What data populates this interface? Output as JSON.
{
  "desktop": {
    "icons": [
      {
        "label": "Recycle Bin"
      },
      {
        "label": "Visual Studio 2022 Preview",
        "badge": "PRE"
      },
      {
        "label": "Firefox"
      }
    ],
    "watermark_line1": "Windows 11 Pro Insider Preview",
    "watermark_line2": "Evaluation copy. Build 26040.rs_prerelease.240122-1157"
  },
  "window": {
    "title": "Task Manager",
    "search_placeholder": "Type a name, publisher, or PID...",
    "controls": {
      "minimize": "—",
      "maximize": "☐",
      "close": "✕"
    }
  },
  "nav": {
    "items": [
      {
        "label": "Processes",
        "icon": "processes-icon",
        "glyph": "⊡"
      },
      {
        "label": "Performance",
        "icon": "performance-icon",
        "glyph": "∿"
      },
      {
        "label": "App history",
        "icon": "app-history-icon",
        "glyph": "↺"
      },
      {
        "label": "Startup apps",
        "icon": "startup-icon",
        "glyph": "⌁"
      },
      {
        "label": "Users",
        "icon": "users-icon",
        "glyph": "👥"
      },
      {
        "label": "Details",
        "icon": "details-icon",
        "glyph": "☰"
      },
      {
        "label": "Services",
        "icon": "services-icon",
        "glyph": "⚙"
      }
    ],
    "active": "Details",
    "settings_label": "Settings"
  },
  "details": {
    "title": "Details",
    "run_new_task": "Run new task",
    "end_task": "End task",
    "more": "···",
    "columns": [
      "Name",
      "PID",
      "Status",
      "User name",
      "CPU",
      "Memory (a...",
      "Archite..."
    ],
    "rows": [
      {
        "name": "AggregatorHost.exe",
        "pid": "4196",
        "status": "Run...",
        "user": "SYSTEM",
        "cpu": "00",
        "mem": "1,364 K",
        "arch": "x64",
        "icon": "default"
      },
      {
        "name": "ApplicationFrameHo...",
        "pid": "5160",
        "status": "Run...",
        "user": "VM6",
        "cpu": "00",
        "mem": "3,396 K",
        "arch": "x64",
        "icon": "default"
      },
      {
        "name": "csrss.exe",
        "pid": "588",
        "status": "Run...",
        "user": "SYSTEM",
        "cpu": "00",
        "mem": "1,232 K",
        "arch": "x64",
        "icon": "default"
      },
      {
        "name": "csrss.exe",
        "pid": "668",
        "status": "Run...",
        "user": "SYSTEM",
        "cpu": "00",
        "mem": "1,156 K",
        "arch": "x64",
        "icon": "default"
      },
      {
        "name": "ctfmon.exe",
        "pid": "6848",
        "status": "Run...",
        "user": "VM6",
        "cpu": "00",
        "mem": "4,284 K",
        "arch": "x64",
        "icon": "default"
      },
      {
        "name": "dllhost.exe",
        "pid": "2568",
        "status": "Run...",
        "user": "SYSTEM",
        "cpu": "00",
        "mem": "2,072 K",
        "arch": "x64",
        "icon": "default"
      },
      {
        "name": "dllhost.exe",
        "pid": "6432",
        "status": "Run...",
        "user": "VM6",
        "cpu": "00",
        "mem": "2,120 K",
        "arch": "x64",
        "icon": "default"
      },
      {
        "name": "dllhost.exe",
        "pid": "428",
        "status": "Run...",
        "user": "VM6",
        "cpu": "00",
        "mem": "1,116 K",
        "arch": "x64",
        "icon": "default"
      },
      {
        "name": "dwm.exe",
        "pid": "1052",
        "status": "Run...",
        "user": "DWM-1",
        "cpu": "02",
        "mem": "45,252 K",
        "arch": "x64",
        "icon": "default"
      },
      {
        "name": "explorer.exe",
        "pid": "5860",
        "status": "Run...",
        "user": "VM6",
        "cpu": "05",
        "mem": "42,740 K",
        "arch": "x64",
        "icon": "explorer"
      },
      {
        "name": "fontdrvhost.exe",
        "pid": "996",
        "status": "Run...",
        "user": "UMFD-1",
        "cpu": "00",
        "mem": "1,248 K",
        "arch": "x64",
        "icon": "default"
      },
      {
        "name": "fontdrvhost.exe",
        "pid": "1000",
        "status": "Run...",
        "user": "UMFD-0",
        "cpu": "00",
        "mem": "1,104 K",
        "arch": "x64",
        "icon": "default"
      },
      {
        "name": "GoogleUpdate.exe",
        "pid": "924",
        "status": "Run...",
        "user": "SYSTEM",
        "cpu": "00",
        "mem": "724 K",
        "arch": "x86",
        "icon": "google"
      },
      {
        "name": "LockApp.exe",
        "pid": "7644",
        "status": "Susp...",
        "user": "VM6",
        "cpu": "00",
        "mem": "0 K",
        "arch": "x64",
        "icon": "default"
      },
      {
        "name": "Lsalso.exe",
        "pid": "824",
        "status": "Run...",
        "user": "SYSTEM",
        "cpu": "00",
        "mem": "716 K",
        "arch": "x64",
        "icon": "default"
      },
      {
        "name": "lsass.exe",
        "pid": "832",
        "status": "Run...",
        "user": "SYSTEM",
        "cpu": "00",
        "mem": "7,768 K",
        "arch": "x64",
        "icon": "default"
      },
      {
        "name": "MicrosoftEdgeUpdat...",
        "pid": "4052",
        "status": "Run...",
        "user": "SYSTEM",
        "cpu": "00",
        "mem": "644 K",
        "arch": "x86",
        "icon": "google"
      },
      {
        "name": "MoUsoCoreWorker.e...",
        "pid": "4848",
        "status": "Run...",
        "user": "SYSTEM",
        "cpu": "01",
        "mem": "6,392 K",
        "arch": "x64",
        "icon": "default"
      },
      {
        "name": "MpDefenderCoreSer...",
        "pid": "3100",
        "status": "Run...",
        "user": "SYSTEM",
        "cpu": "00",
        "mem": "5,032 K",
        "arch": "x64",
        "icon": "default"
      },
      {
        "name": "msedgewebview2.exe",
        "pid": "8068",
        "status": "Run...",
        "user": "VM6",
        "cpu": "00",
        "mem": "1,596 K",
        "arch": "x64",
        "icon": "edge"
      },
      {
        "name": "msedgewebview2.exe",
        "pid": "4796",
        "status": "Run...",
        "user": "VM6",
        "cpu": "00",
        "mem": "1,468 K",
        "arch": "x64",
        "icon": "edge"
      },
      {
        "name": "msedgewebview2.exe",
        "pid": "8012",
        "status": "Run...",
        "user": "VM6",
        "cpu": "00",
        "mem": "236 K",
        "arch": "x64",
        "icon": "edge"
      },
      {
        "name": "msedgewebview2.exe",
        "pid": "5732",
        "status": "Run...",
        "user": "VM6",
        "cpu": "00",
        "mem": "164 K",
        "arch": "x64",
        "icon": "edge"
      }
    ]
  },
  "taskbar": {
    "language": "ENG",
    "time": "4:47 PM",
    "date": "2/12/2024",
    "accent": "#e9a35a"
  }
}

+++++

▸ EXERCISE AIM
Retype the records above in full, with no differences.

▸ TASK RESULT
What data populates this interface? Output as JSON.
{
  "desktop": {
    "icons": [
      {
        "label": "Recycle Bin"
      },
      {
        "label": "Visual Studio 2022 Preview",
        "badge": "PRE"
      },
      {
        "label": "Firefox"
      }
    ],
    "watermark_line1": "Windows 11 Pro Insider Preview",
    "watermark_line2": "Evaluation copy. Build 26040.rs_prerelease.240122-1157"
  },
  "window": {
    "title": "Task Manager",
    "search_placeholder": "Type a name, publisher, or PID...",
    "controls": {
      "minimize": "—",
      "maximize": "☐",
      "close": "✕"
    }
  },
  "nav": {
    "items": [
      {
        "label": "Processes",
        "icon": "processes-icon",
        "glyph": "⊡"
      },
      {
        "label": "Performance",
        "icon": "performance-icon",
        "glyph": "∿"
      },
      {
        "label": "App history",
        "icon": "app-history-icon",
        "glyph": "↺"
      },
      {
        "label": "Startup apps",
        "icon": "startup-icon",
        "glyph": "⌁"
      },
      {
        "label": "Users",
        "icon": "users-icon",
        "glyph": "👥"
      },
      {
        "label": "Details",
        "icon": "details-icon",
        "glyph": "☰"
      },
      {
        "label": "Services",
        "icon": "services-icon",
        "glyph": "⚙"
      }
    ],
    "active": "Details",
    "settings_label": "Settings"
  },
  "details": {
    "title": "Details",
    "run_new_task": "Run new task",
    "end_task": "End task",
    "more": "···",
    "columns": [
      "Name",
      "PID",
      "Status",
      "User name",
      "CPU",
      "Memory (a...",
      "Archite..."
    ],
    "rows": [
      {
        "name": "AggregatorHost.exe",
        "pid": "4196",
        "status": "Run...",
        "user": "SYSTEM",
        "cpu": "00",
        "mem": "1,364 K",
        "arch": "x64",
        "icon": "default"
      },
      {
        "name": "ApplicationFrameHo...",
        "pid": "5160",
        "status": "Run...",
        "user": "VM6",
        "cpu": "00",
        "mem": "3,396 K",
        "arch": "x64",
        "icon": "default"
      },
      {
        "name": "csrss.exe",
        "pid": "588",
        "status": "Run...",
        "user": "SYSTEM",
        "cpu": "00",
        "mem": "1,232 K",
        "arch": "x64",
        "icon": "default"
      },
      {
        "name": "csrss.exe",
        "pid": "668",
        "status": "Run...",
        "user": "SYSTEM",
        "cpu": "00",
        "mem": "1,156 K",
        "arch": "x64",
        "icon": "default"
      },
      {
        "name": "ctfmon.exe",
        "pid": "6848",
        "status": "Run...",
        "user": "VM6",
        "cpu": "00",
        "mem": "4,284 K",
        "arch": "x64",
        "icon": "default"
      },
      {
        "name": "dllhost.exe",
        "pid": "2568",
        "status": "Run...",
        "user": "SYSTEM",
        "cpu": "00",
        "mem": "2,072 K",
        "arch": "x64",
        "icon": "default"
      },
      {
        "name": "dllhost.exe",
        "pid": "6432",
        "status": "Run...",
        "user": "VM6",
        "cpu": "00",
        "mem": "2,120 K",
        "arch": "x64",
        "icon": "default"
      },
      {
        "name": "dllhost.exe",
        "pid": "428",
        "status": "Run...",
        "user": "VM6",
        "cpu": "00",
        "mem": "1,116 K",
        "arch": "x64",
        "icon": "default"
      },
      {
        "name": "dwm.exe",
        "pid": "1052",
        "status": "Run...",
        "user": "DWM-1",
        "cpu": "02",
        "mem": "45,252 K",
        "arch": "x64",
        "icon": "default"
      },
      {
        "name": "explorer.exe",
        "pid": "5860",
        "status": "Run...",
        "user": "VM6",
        "cpu": "05",
        "mem": "42,740 K",
        "arch": "x64",
        "icon": "explorer"
      },
      {
        "name": "fontdrvhost.exe",
        "pid": "996",
        "status": "Run...",
        "user": "UMFD-1",
        "cpu": "00",
        "mem": "1,248 K",
        "arch": "x64",
        "icon": "default"
      },
      {
        "name": "fontdrvhost.exe",
        "pid": "1000",
        "status": "Run...",
        "user": "UMFD-0",
        "cpu": "00",
        "mem": "1,104 K",
        "arch": "x64",
        "icon": "default"
      },
      {
        "name": "GoogleUpdate.exe",
        "pid": "924",
        "status": "Run...",
        "user": "SYSTEM",
        "cpu": "00",
        "mem": "724 K",
        "arch": "x86",
        "icon": "google"
      },
      {
        "name": "LockApp.exe",
        "pid": "7644",
        "status": "Susp...",
        "user": "VM6",
        "cpu": "00",
        "mem": "0 K",
        "arch": "x64",
        "icon": "default"
      },
      {
        "name": "Lsalso.exe",
        "pid": "824",
        "status": "Run...",
        "user": "SYSTEM",
        "cpu": "00",
        "mem": "716 K",
        "arch": "x64",
        "icon": "default"
      },
      {
        "name": "lsass.exe",
        "pid": "832",
        "status": "Run...",
        "user": "SYSTEM",
        "cpu": "00",
        "mem": "7,768 K",
        "arch": "x64",
        "icon": "default"
      },
      {
        "name": "MicrosoftEdgeUpdat...",
        "pid": "4052",
        "status": "Run...",
        "user": "SYSTEM",
        "cpu": "00",
        "mem": "644 K",
        "arch": "x86",
        "icon": "google"
      },
      {
        "name": "MoUsoCoreWorker.e...",
        "pid": "4848",
        "status": "Run...",
        "user": "SYSTEM",
        "cpu": "01",
        "mem": "6,392 K",
        "arch": "x64",
        "icon": "default"
      },
      {
        "name": "MpDefenderCoreSer...",
        "pid": "3100",
        "status": "Run...",
        "user": "SYSTEM",
        "cpu": "00",
        "mem": "5,032 K",
        "arch": "x64",
        "icon": "default"
      },
      {
        "name": "msedgewebview2.exe",
        "pid": "8068",
        "status": "Run...",
        "user": "VM6",
        "cpu": "00",
        "mem": "1,596 K",
        "arch": "x64",
        "icon": "edge"
      },
      {
        "name": "msedgewebview2.exe",
        "pid": "4796",
        "status": "Run...",
        "user": "VM6",
        "cpu": "00",
        "mem": "1,468 K",
        "arch": "x64",
        "icon": "edge"
      },
      {
        "name": "msedgewebview2.exe",
        "pid": "8012",
        "status": "Run...",
        "user": "VM6",
        "cpu": "00",
        "mem": "236 K",
        "arch": "x64",
        "icon": "edge"
      },
      {
        "name": "msedgewebview2.exe",
        "pid": "5732",
        "status": "Run...",
        "user": "VM6",
        "cpu": "00",
        "mem": "164 K",
        "arch": "x64",
        "icon": "edge"
      }
    ]
  },
  "taskbar": {
    "language": "ENG",
    "time": "4:47 PM",
    "date": "2/12/2024",
    "accent": "#e9a35a"
  }
}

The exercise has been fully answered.